Bad faith litigation reared its head and converted insurance contracts into diving boards for tort claims.  The nature of the tort claim was bad faith.  Bad faith at its core is really just fraud.

Types of Fraud

The topic of fraud has been addressed elsewhere on this website.  Fraud falls into four (4) general categories.  Fraud in the inducement is luring someone into a contract to their detriment.  Promissory fraud is having the intent not to perform the contract when you enter into it.  Fraud in the factum is fraud in the performance of the contract.  For instance when the contract is entered into, the intent is to investigate claims.  The insurance company makes a conscious decision not to investigate but simply deny the claim.  That could be fraud in the factum.
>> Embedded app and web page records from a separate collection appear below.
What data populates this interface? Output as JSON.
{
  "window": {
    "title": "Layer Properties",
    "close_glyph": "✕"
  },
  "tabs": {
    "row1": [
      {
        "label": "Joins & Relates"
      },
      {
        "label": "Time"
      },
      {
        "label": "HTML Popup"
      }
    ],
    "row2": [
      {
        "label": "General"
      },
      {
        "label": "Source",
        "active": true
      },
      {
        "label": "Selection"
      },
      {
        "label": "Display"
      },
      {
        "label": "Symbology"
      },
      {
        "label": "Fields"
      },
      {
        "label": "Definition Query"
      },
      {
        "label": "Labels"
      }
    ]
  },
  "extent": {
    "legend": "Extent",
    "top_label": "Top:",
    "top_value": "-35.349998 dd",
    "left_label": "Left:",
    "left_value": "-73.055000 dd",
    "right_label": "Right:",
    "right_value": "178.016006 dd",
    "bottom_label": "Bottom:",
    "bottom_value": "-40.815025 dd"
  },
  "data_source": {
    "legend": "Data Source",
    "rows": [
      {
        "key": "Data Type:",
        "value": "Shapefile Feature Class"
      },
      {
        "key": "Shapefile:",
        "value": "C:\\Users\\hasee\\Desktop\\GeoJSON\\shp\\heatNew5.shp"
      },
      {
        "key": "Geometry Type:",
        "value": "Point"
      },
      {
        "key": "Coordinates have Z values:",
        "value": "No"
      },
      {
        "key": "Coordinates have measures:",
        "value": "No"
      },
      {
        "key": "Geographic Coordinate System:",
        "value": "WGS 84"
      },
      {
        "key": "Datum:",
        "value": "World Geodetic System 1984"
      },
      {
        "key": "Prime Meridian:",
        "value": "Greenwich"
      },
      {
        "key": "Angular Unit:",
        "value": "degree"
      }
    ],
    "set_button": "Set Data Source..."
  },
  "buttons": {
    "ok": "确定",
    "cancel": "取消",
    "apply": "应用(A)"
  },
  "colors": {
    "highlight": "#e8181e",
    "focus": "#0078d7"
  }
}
Finally there are different types of statutory fraud.  These vary from state to state and may be governed by a federal overlay.

Level the Field
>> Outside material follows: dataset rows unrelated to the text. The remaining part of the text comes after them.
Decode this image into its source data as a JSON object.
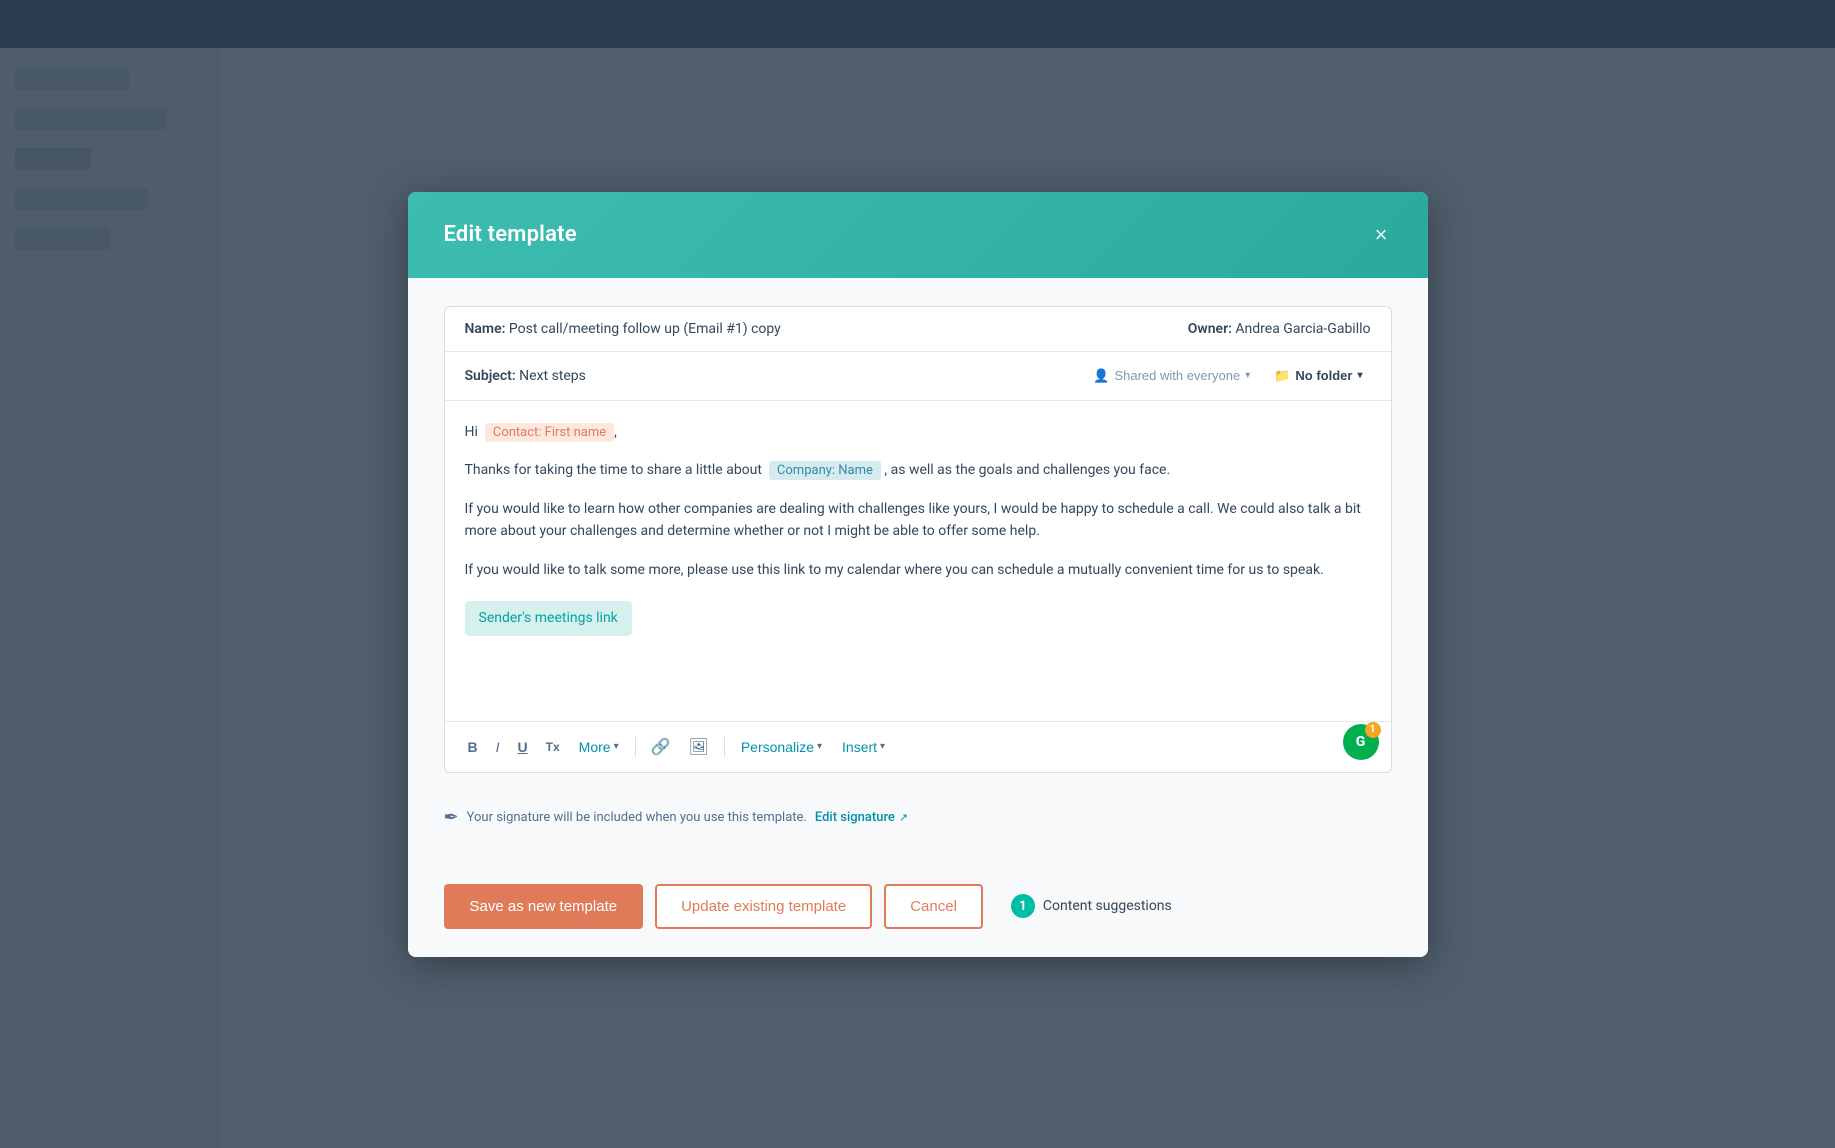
{
  "background": {
    "topbar_color": "#2d3e50",
    "sidebar_color": "#e8edf2",
    "main_color": "#f4f6f8"
  },
  "modal": {
    "title": "Edit template",
    "close_label": "×",
    "header_bg": "#3dbdb1"
  },
  "template": {
    "name_label": "Name:",
    "name_value": "Post call/meeting follow up (Email #1) copy",
    "owner_label": "Owner:",
    "owner_value": "Andrea Garcia-Gabillo",
    "subject_label": "Subject:",
    "subject_value": "Next steps",
    "shared_label": "Shared with everyone",
    "folder_label": "No folder"
  },
  "editor": {
    "line1_before": "Hi",
    "token1": "Contact: First name",
    "line1_after": ",",
    "para2": "Thanks for taking the time to share a little about",
    "token2": "Company: Name",
    "para2_after": ", as well as the goals and challenges you face.",
    "para3": "If you would like to learn how other companies are dealing with challenges like yours, I would be happy to schedule a call. We could also talk a bit more about your challenges and determine whether or not I might be able to offer some help.",
    "para4": "If you would like to talk some more, please use this link to my calendar where you can schedule a mutually convenient time for us to speak.",
    "token3": "Sender's meetings link",
    "grammarly_count": "1"
  },
  "toolbar": {
    "bold_label": "B",
    "italic_label": "I",
    "underline_label": "U",
    "strikethrough_label": "Tx",
    "more_label": "More",
    "personalize_label": "Personalize",
    "insert_label": "Insert"
  },
  "signature_note": {
    "text": "Your signature will be included when you use this template.",
    "link_label": "Edit signature"
  },
  "footer": {
    "save_new_label": "Save as new template",
    "update_label": "Update existing template",
    "cancel_label": "Cancel",
    "content_suggestions_label": "Content suggestions",
    "content_suggestions_count": "1"
  }
}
The thrust of bad faith litigation is to try to level the playing field to make the insurer deal with the insured in a fair fashion.  To put it another way, the insurer must not put its interest above that of the insured.

Bad faith lawsuits may be brought either by an insured (first party) or a third party beneficiary.  The third party beneficiary is a party who has been injured, who is asserting a claim against the insured which is then covered by a liability policy.

Different factors may apply to third party claims as opposed to first party claims.  The problem with a third party claim is initially proving standing.  That is, does the third party have standing to sue the insurance company.  If they are an intended third party beneficiary, they probably do.  The topic of standing is also addressed elsewhere on this site.

Factors

The general criteria to be looked at in determining whether or not there is bad faith or fraud are of course any of the basic elements of fraud.  In addition to that, factors that a court would look at in determining whether or not there is bad faith are:

    Misrepresentation

  • Any misrepresentation of pertinent facts.
  • Attempting to steer the claimant away from legal services.
  • Misleading the claimant as to the statute of limitations.
  • Providing false information to any examining physicians who are rendering opinions about the claimant.
  • Intentionally misconstruing terms within the policy.
  • Reducing payments to claimants on a widespread basis with the idea of nickel and diming them.  This occurs in instances where the insurer believes that nobody will challenge these diminished payouts but on a large-scale basis the insurer can save a great deal of money.
  • Claims Investigation

  • A failure to fully investigate the claim.
  • Failing to have and use reasonable standards as far as investigation.
  • Not accepting or denying the claim within a reasonable time
  • Negotiation

  • Failing to settle under one portion of a policy where there clearly is coverage/liability in order to better the carrier’s position as to another portion of the policy.
  • Failing to provide a reasonable statement as to the basis for denial.
  • Not negotiating in good faith if in fact there is an obligation to negotiate.
  • Forcing a plaintiff into arbitration when that is not mandatory.
  • Failing to settle a liability claim where the liability of the insured is reasonably probable and some damages are reasonably probable.  The mere existence of a possibility of a liability defense or damage defense typically is not sufficient, especially where there is inadequate coverage.
  • Failing to keep the insured informed of settlement offers so that the insured can then make an intelligent decision about contributing to a settlement.

Although a bad faith claim may be a remedy to hit the insurer in its pocketbook, another alternative may be injunctive relief. That is to compel the insurance carrier to comply with the terms of the policy.  Injunctions are also addressed on this website.

Brien Roche represents clients in all types of vehicle injury matters or accidents. Mr. Roche has secured compensation for clients involved in accidents involving trucks, cars and other vehicles. With over 40 years of trial experience, Brien Roche has garnered significant compensation for his clients. For a free consultation with an accident lawyer, complete the contact form on this page, or contact our office directly.

Contact Us For A Free Consultation

Contact Us For A Free Consultation